Exercise directions
Return the entries in full, exactly as they were written.

Data shown
______________________________

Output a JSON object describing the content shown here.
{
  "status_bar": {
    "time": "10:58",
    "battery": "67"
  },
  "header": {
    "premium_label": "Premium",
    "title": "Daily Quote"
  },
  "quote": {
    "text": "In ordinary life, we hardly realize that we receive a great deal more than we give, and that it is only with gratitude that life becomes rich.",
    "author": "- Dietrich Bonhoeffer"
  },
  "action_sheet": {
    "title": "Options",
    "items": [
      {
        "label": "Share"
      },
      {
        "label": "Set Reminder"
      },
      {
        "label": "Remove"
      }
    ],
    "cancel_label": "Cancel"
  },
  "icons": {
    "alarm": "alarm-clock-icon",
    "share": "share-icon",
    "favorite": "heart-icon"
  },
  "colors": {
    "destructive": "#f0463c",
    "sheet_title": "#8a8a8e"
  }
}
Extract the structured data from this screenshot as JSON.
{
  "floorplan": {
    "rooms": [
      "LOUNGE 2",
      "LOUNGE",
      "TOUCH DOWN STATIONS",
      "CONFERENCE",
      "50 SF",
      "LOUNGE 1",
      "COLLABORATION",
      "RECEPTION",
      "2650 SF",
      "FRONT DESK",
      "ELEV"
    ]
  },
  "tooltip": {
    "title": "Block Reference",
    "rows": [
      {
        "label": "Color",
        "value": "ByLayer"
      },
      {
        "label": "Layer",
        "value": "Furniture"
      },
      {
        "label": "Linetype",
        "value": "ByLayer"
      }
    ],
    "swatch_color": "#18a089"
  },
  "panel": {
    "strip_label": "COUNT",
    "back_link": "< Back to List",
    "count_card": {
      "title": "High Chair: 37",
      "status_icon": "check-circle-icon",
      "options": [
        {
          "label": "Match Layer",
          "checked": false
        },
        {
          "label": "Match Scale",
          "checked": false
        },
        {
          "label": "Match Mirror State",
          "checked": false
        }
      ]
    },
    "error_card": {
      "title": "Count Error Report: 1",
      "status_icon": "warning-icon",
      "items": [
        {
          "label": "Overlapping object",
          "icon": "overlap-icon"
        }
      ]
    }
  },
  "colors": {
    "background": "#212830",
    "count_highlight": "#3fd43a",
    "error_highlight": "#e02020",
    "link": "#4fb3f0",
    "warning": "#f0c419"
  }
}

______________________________

Output of the task
Output a JSON object describing the content shown here.
{
  "status_bar": {
    "time": "10:58",
    "battery": "67"
  },
  "header": {
    "premium_label": "Premium",
    "title": "Daily Quote"
  },
  "quote": {
    "text": "In ordinary life, we hardly realize that we receive a great deal more than we give, and that it is only with gratitude that life becomes rich.",
    "author": "- Dietrich Bonhoeffer"
  },
  "action_sheet": {
    "title": "Options",
    "items": [
      {
        "label": "Share"
      },
      {
        "label": "Set Reminder"
      },
      {
        "label": "Remove"
      }
    ],
    "cancel_label": "Cancel"
  },
  "icons": {
    "alarm": "alarm-clock-icon",
    "share": "share-icon",
    "favorite": "heart-icon"
  },
  "colors": {
    "destructive": "#f0463c",
    "sheet_title": "#8a8a8e"
  }
}
Extract the structured data from this screenshot as JSON.
{
  "floorplan": {
    "rooms": [
      "LOUNGE 2",
      "LOUNGE",
      "TOUCH DOWN STATIONS",
      "CONFERENCE",
      "50 SF",
      "LOUNGE 1",
      "COLLABORATION",
      "RECEPTION",
      "2650 SF",
      "FRONT DESK",
      "ELEV"
    ]
  },
  "tooltip": {
    "title": "Block Reference",
    "rows": [
      {
        "label": "Color",
        "value": "ByLayer"
      },
      {
        "label": "Layer",
        "value": "Furniture"
      },
      {
        "label": "Linetype",
        "value": "ByLayer"
      }
    ],
    "swatch_color": "#18a089"
  },
  "panel": {
    "strip_label": "COUNT",
    "back_link": "< Back to List",
    "count_card": {
      "title": "High Chair: 37",
      "status_icon": "check-circle-icon",
      "options": [
        {
          "label": "Match Layer",
          "checked": false
        },
        {
          "label": "Match Scale",
          "checked": false
        },
        {
          "label": "Match Mirror State",
          "checked": false
        }
      ]
    },
    "error_card": {
      "title": "Count Error Report: 1",
      "status_icon": "warning-icon",
      "items": [
        {
          "label": "Overlapping object",
          "icon": "overlap-icon"
        }
      ]
    }
  },
  "colors": {
    "background": "#212830",
    "count_highlight": "#3fd43a",
    "error_highlight": "#e02020",
    "link": "#4fb3f0",
    "warning": "#f0c419"
  }
}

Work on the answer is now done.